By Rick Morwick
Sue Van Voorhis took her first dancing lesson at age 5. She did so after becoming a Shirley Temple fan.
That was 75 years ago.
Today, she’s still light on her feet and is, after 30 years of teaching at the Academy of Dance Arts in Fishers, a still a sought-after instructor.
“It comes from my soul,” said Van Voorhis, who celebrated her 80th birthday March 2. “(There’s) no other expression like it. It is beauty, joy, and it still is at 80 years old.”
A lifelong dancer and longtime instructor, Van Voorhis and a partner founded The Dance Academy in 1988 at 116th Street, across from the Municipal Building in Fishers. In 1999, she became the sole owner and changed the name to the Academy of Dance Arts.
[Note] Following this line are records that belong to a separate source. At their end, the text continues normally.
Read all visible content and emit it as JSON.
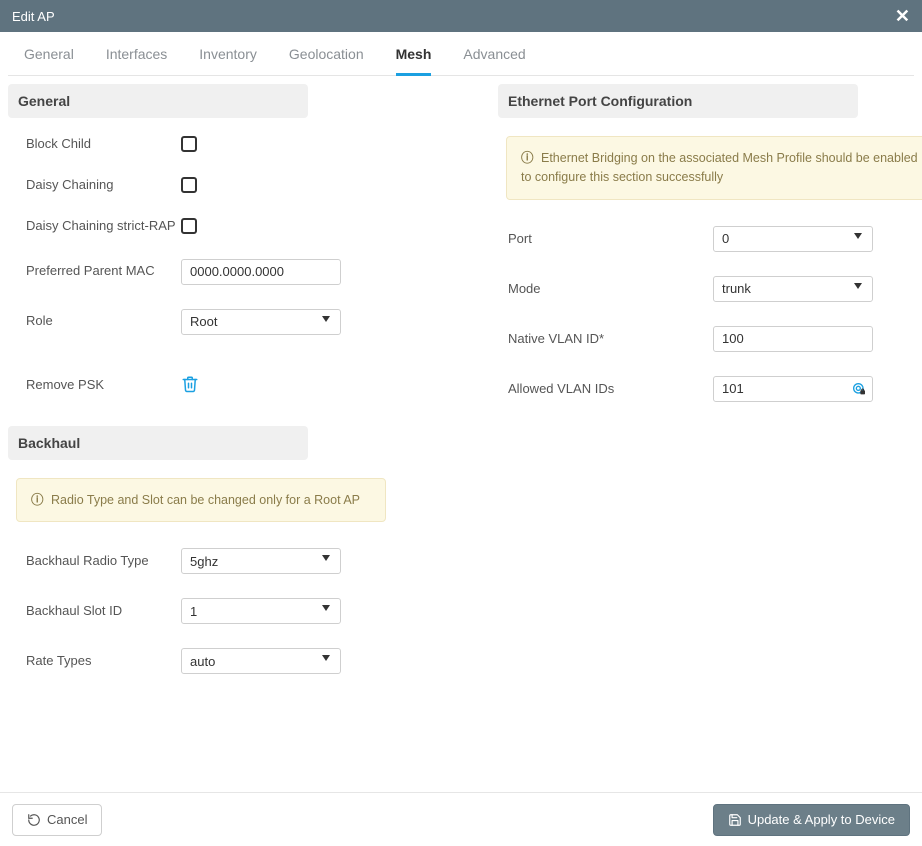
{
  "modal": {
    "title": "Edit AP"
  },
  "tabs": {
    "general": "General",
    "interfaces": "Interfaces",
    "inventory": "Inventory",
    "geolocation": "Geolocation",
    "mesh": "Mesh",
    "advanced": "Advanced"
  },
  "sections": {
    "general": "General",
    "ethernet": "Ethernet Port Configuration",
    "backhaul": "Backhaul"
  },
  "labels": {
    "block_child": "Block Child",
    "daisy_chaining": "Daisy Chaining",
    "daisy_strict_rap": "Daisy Chaining strict-RAP",
    "pref_parent_mac": "Preferred Parent MAC",
    "role": "Role",
    "remove_psk": "Remove PSK",
    "port": "Port",
    "mode": "Mode",
    "native_vlan": "Native VLAN ID*",
    "allowed_vlan": "Allowed VLAN IDs",
    "bh_radio_type": "Backhaul Radio Type",
    "bh_slot_id": "Backhaul Slot ID",
    "rate_types": "Rate Types"
  },
  "values": {
    "pref_parent_mac": "0000.0000.0000",
    "role": "Root",
    "port": "0",
    "mode": "trunk",
    "native_vlan": "100",
    "allowed_vlan": "101",
    "bh_radio_type": "5ghz",
    "bh_slot_id": "1",
    "rate_types": "auto"
  },
  "alerts": {
    "ethernet": "Ethernet Bridging on the associated Mesh Profile should be enabled to configure this section successfully",
    "backhaul": "Radio Type and Slot can be changed only for a Root AP"
  },
  "footer": {
    "cancel": "Cancel",
    "apply": "Update & Apply to Device"
  }
}
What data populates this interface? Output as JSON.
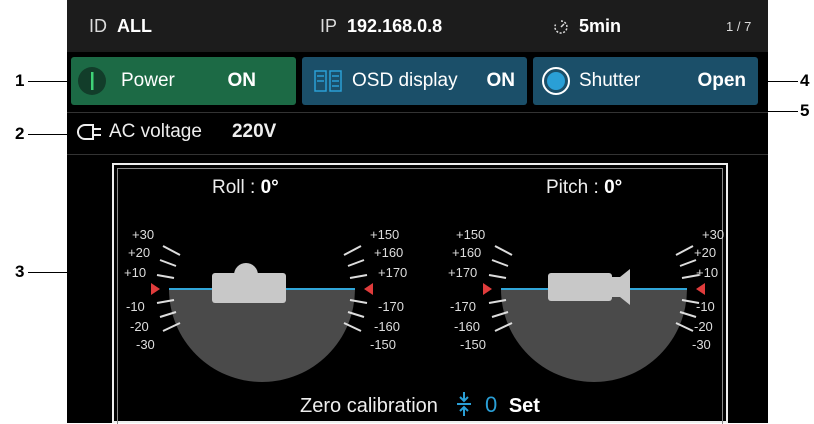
{
  "status_bar": {
    "id_label": "ID",
    "id_value": "ALL",
    "ip_label": "IP",
    "ip_value": "192.168.0.8",
    "timer_value": "5min",
    "page_indicator": "1 / 7"
  },
  "buttons": {
    "power": {
      "label": "Power",
      "value": "ON"
    },
    "osd": {
      "label": "OSD display",
      "value": "ON"
    },
    "shutter": {
      "label": "Shutter",
      "value": "Open"
    }
  },
  "ac_voltage": {
    "label": "AC voltage",
    "value": "220V"
  },
  "roll": {
    "label": "Roll : ",
    "value": "0°",
    "left_ticks": [
      "+30",
      "+20",
      "+10",
      "-10",
      "-20",
      "-30"
    ],
    "right_ticks": [
      "+150",
      "+160",
      "+170",
      "-170",
      "-160",
      "-150"
    ]
  },
  "pitch": {
    "label": "Pitch : ",
    "value": "0°",
    "left_ticks": [
      "+150",
      "+160",
      "+170",
      "-170",
      "-160",
      "-150"
    ],
    "right_ticks": [
      "+30",
      "+20",
      "+10",
      "-10",
      "-20",
      "-30"
    ]
  },
  "zero_calibration": {
    "label": "Zero calibration",
    "value": "0",
    "action": "Set"
  },
  "callouts": [
    "1",
    "2",
    "3",
    "4",
    "5"
  ],
  "colors": {
    "accent": "#2a9fd6",
    "green": "#1c6a45",
    "blue": "#1b4f69",
    "marker": "#e03c3c",
    "horizon": "#31a6d9"
  }
}
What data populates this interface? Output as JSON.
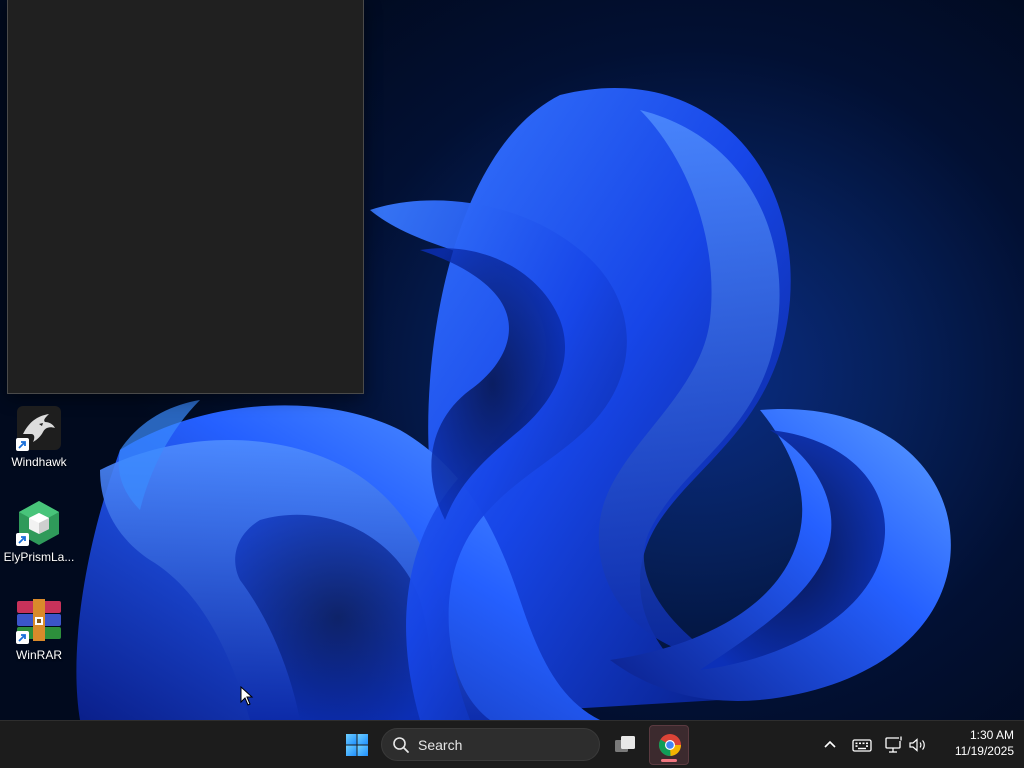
{
  "desktop": {
    "icons": [
      {
        "label": "Windhawk",
        "icon": "windhawk-icon"
      },
      {
        "label": "ElyPrismLa...",
        "icon": "elyprism-launcher-icon"
      },
      {
        "label": "WinRAR",
        "icon": "winrar-icon"
      }
    ]
  },
  "taskbar": {
    "start_icon": "windows-start-icon",
    "search": {
      "placeholder": "Search",
      "icon": "search-icon"
    },
    "pinned": [
      {
        "name": "task-view",
        "icon": "task-view-icon"
      },
      {
        "name": "chrome",
        "icon": "chrome-icon",
        "active": true
      }
    ],
    "tray": [
      {
        "name": "show-hidden-icons",
        "icon": "chevron-up-icon"
      },
      {
        "name": "keyboard",
        "icon": "keyboard-icon"
      },
      {
        "name": "network",
        "icon": "network-icon"
      },
      {
        "name": "volume",
        "icon": "volume-icon"
      }
    ],
    "clock": {
      "time": "1:30 AM",
      "date": "11/19/2025"
    }
  },
  "colors": {
    "taskbar_bg": "#1c1c1c",
    "window_bg": "#202020",
    "wallpaper_accent": "#1f4cff",
    "active_indicator": "#f0767f"
  }
}
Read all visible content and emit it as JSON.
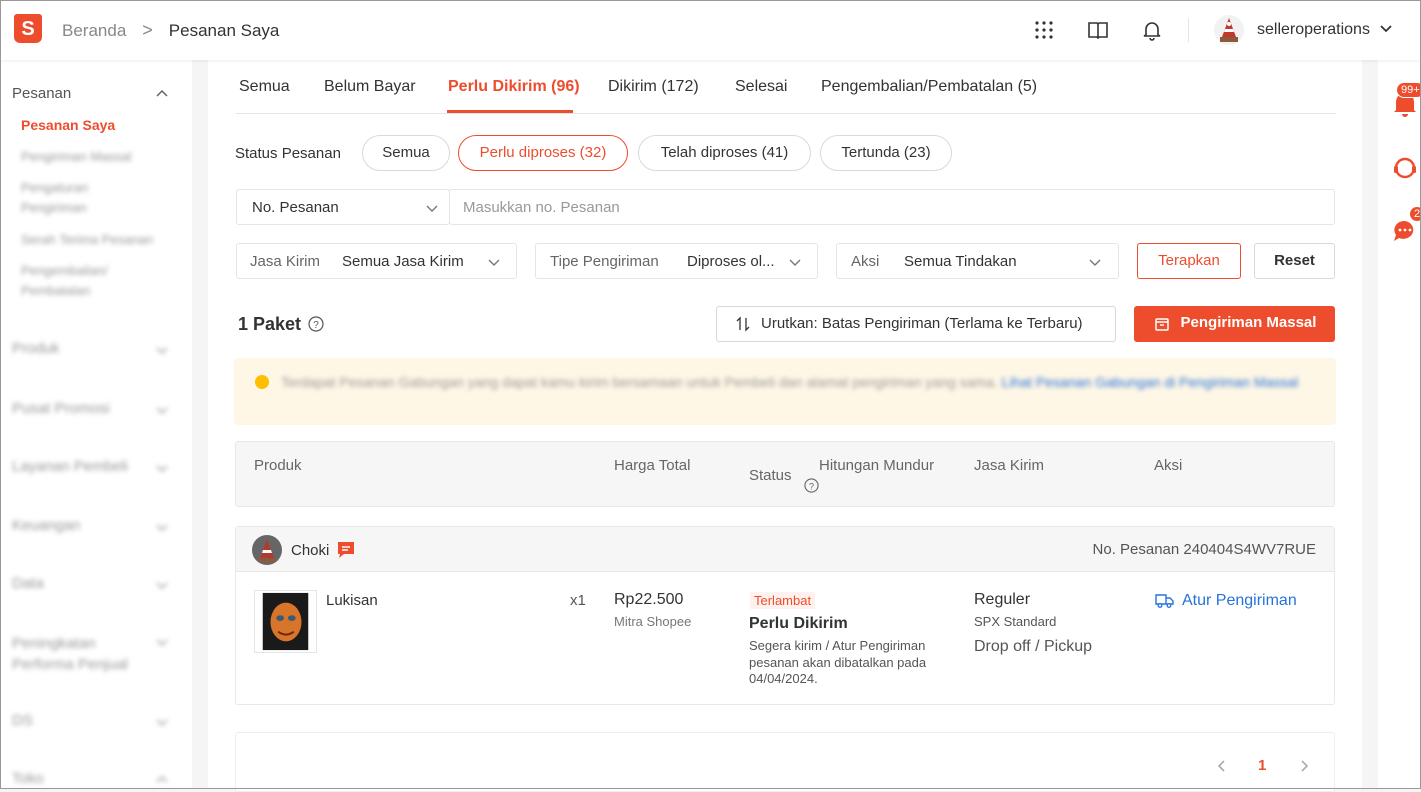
{
  "header": {
    "logo_letter": "S",
    "breadcrumb": {
      "home": "Beranda",
      "separator": ">",
      "current": "Pesanan Saya"
    },
    "username": "selleroperations",
    "icons": [
      "apps-grid-icon",
      "book-icon",
      "bell-icon",
      "chevron-down-icon"
    ]
  },
  "sidebar": {
    "section_title": "Pesanan",
    "active_item": "Pesanan Saya",
    "sub_items": [
      "Pengiriman Massal",
      "Pengaturan Pengiriman",
      "Serah Terima Pesanan",
      "Pengembalian/ Pembatalan"
    ],
    "sections": [
      "Produk",
      "Pusat Promosi",
      "Layanan Pembeli",
      "Keuangan",
      "Data",
      "Peningkatan Performa Penjual",
      "DS",
      "Toko"
    ]
  },
  "tabs": [
    {
      "label": "Semua"
    },
    {
      "label": "Belum Bayar"
    },
    {
      "label": "Perlu Dikirim (96)"
    },
    {
      "label": "Dikirim (172)"
    },
    {
      "label": "Selesai"
    },
    {
      "label": "Pengembalian/Pembatalan (5)"
    }
  ],
  "status_filter": {
    "label": "Status Pesanan",
    "pills": [
      "Semua",
      "Perlu diproses (32)",
      "Telah diproses (41)",
      "Tertunda (23)"
    ]
  },
  "search": {
    "field_select": "No. Pesanan",
    "placeholder": "Masukkan no. Pesanan"
  },
  "filters": {
    "jasa_kirim_label": "Jasa Kirim",
    "jasa_kirim_value": "Semua Jasa Kirim",
    "tipe_label": "Tipe Pengiriman",
    "tipe_value": "Diproses ol...",
    "aksi_label": "Aksi",
    "aksi_value": "Semua Tindakan",
    "apply": "Terapkan",
    "reset": "Reset"
  },
  "summary": {
    "count_label": "1 Paket",
    "sort_label": "Urutkan: Batas Pengiriman (Terlama ke Terbaru)",
    "mass_ship": "Pengiriman Massal"
  },
  "banner": {
    "text": "Terdapat Pesanan Gabungan yang dapat kamu kirim bersamaan untuk Pembeli dan alamat pengiriman yang sama.",
    "link": "Lihat Pesanan Gabungan di Pengiriman Massal"
  },
  "table_headers": {
    "produk": "Produk",
    "harga": "Harga Total",
    "status": "Status",
    "countdown": "Hitungan Mundur",
    "jasa": "Jasa Kirim",
    "aksi": "Aksi"
  },
  "order": {
    "buyer": "Choki",
    "order_no": "No. Pesanan 240404S4WV7RUE",
    "product_name": "Lukisan",
    "qty": "x1",
    "price": "Rp22.500",
    "price_note": "Mitra Shopee",
    "late_badge": "Terlambat",
    "status": "Perlu Dikirim",
    "status_note_1": "Segera kirim / Atur Pengiriman",
    "status_note_2": "pesanan akan dibatalkan pada",
    "status_note_3": "04/04/2024.",
    "shipping": "Reguler",
    "shipping_sub": "SPX Standard",
    "shipping_method": "Drop off / Pickup",
    "action": "Atur Pengiriman"
  },
  "pagination": {
    "current": "1"
  },
  "right_bar": {
    "notif_badge": "99+",
    "chat_badge": "2"
  },
  "colors": {
    "brand": "#ee4d2d",
    "link": "#2673dd",
    "banner_bg": "#fff7e6"
  }
}
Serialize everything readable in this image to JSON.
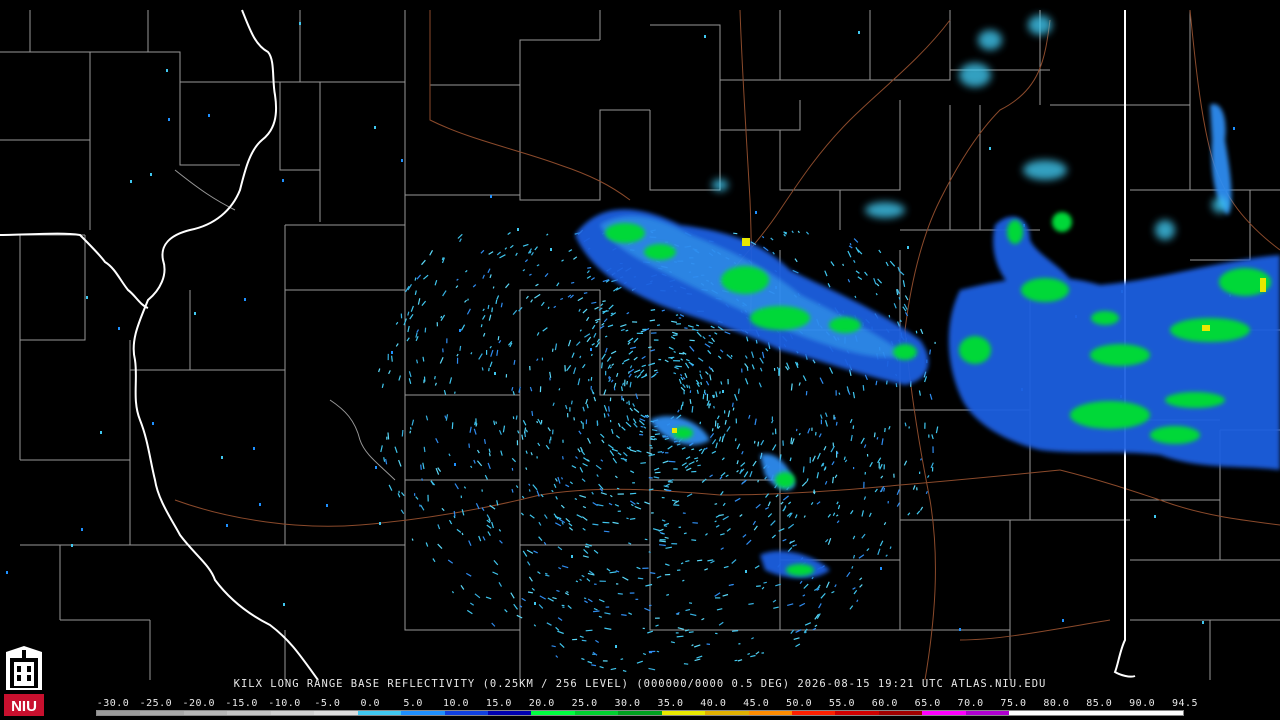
{
  "caption": "KILX LONG RANGE BASE REFLECTIVITY (0.25KM / 256 LEVEL) (000000/0000 0.5 DEG) 2026-08-15 19:21 UTC  ATLAS.NIU.EDU",
  "logo": {
    "text": "NIU",
    "icon": "university-tower-icon",
    "color": "#c8102e"
  },
  "colorbar": {
    "labels": [
      "-30.0",
      "-25.0",
      "-20.0",
      "-15.0",
      "-10.0",
      "-5.0",
      "0.0",
      "5.0",
      "10.0",
      "15.0",
      "20.0",
      "25.0",
      "30.0",
      "35.0",
      "40.0",
      "45.0",
      "50.0",
      "55.0",
      "60.0",
      "65.0",
      "70.0",
      "75.0",
      "80.0",
      "85.0",
      "90.0",
      "94.5"
    ],
    "colors": [
      "#9a9a9a",
      "#a8a8a8",
      "#b6b6b6",
      "#c4c4c4",
      "#d0d0d0",
      "#dcdcdc",
      "#40c8f0",
      "#1e90ff",
      "#1040e0",
      "#0000b0",
      "#00ff40",
      "#00d030",
      "#00a020",
      "#e8e800",
      "#e0b000",
      "#ff8c00",
      "#ff2000",
      "#d00000",
      "#a00000",
      "#ff00ff",
      "#b000d0",
      "#ffffff",
      "#ffffff",
      "#ffffff",
      "#ffffff"
    ]
  },
  "map": {
    "background": "#000000",
    "county_line_color": "#a8a8a8",
    "state_line_color": "#ffffff",
    "road_color": "#8b4a2b"
  }
}
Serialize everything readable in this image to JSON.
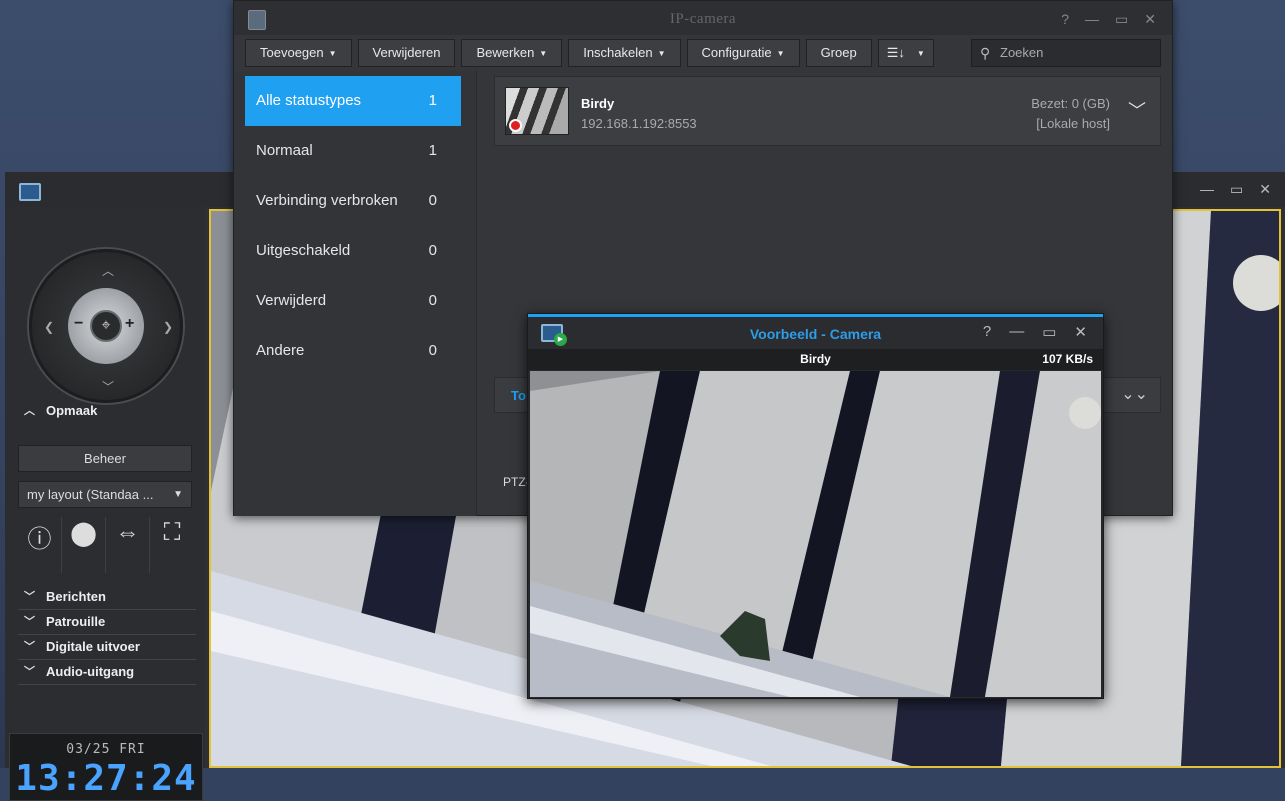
{
  "liveview": {
    "sections": {
      "layout_label": "Opmaak",
      "messages_label": "Berichten",
      "patrol_label": "Patrouille",
      "digital_output_label": "Digitale uitvoer",
      "audio_output_label": "Audio-uitgang"
    },
    "manage_label": "Beheer",
    "layout_select": "my layout (Standaa ...",
    "clock": {
      "date": "03/25  FRI",
      "time": "13:27:24"
    }
  },
  "ipcamera": {
    "title": "IP-camera",
    "toolbar": {
      "add": "Toevoegen",
      "delete": "Verwijderen",
      "edit": "Bewerken",
      "enable": "Inschakelen",
      "config": "Configuratie",
      "group": "Groep"
    },
    "search_placeholder": "Zoeken",
    "statuses": [
      {
        "label": "Alle statustypes",
        "count": "1"
      },
      {
        "label": "Normaal",
        "count": "1"
      },
      {
        "label": "Verbinding verbroken",
        "count": "0"
      },
      {
        "label": "Uitgeschakeld",
        "count": "0"
      },
      {
        "label": "Verwijderd",
        "count": "0"
      },
      {
        "label": "Andere",
        "count": "0"
      }
    ],
    "camera": {
      "name": "Birdy",
      "address": "192.168.1.192:8553",
      "used": "Bezet: 0 (GB)",
      "host": "[Lokale host]"
    },
    "bottom_tab": "To",
    "ptz_label": "PTZ-"
  },
  "preview": {
    "title": "Voorbeeld - Camera",
    "camera_name": "Birdy",
    "bitrate": "107 KB/s"
  },
  "colors": {
    "accent": "#1fa0f0",
    "highlight_border": "#e3c23a",
    "clock_digits": "#4aa3ff"
  }
}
Six years later, after outgrowing the 116th Street facility, Van Voorhis relocated the studio to its current location at 1008 E. 121st St., Suite 126, in Fishers. Her daughter and son-in-law, Laurie and Sean Brady, assumed ownership 11 years ago. But Van Voorhis, affectionately known as “Miss Sue,” has continued to teach at the academy and serve as director ever since.
She has no immediate plans to stop.
“It’s good for my soul,” said Van Voorhis, an Indianapolis resident. “Sharing my love and passion for dance with the young dancers keeps me feeling young.”
Van Voorhis, whose teaching career began in 1975 at The Dance Centre, still instructs four days a week at the Academy of Dance Arts, which offers classes in ballet, modern, jazz, hip-hop and lyrical. She teaches pre-ballet, pointe, beginning ballet, elementary ballet and adult ballet.
Laurie Brady attributes the academy’s success and longevity to her mother’s personal touch.
“The nurturing and non-competitive environment at ADA is part of what makes it so special,” said Brady, a Noblesville resident. “Parents tell us all the time that their daughters and sons feel supported and loved by their teachers and peers, and that is because of the ‘one big family’ foundation that Miss Sue created 30 years ago.
“With everyone supporting each other, we find our dancers love being at the studio together. Amid all the hard work in class, there is always laughter and joy in the air.”
An accomplished performer, Van Voorhis studied with renowned Ballet Russes member Jorg Fasting and has had leading roles in “Swan Lake” and “Cinderella,” among other classic ballets. She spent several summers in New York City studying ballet before moving to Indianapolis in 1962, eventually performing in a host of Footlite Musicals and Sheraton Dinner Theater productions, including “Sweet Charity,” “Anything Goes,” “Kismet” and “Annie Get Your Gun.”
She has also danced with the Indianapolis Opera Company in “Carmen.”
Although she is retired from performing, Van Voorhis — who battled polio at age 7 and practiced ballet as therapy — maintains a robust teaching schedule. She enjoys working with dancers of all ages and is passionate about what is a true family venture. Her granddaughters are Academy of Dance Arts veterans, and her other daughter, Julie Meyer of Jamestown, is the artistic director.
“But our dancers are also like family,” Van Voorhis said. “Many of our dancers graduate and go away to school and come back to the studio and take classes. I am teaching many of my old students’ daughters. Many of our dancers come back and continue to take classes as adults. They also bring their children.
“What a joy it is to see my old students come back and not only bring their children but join my adult class.”
For more on Academy of Dance Arts, visit adadancers.com.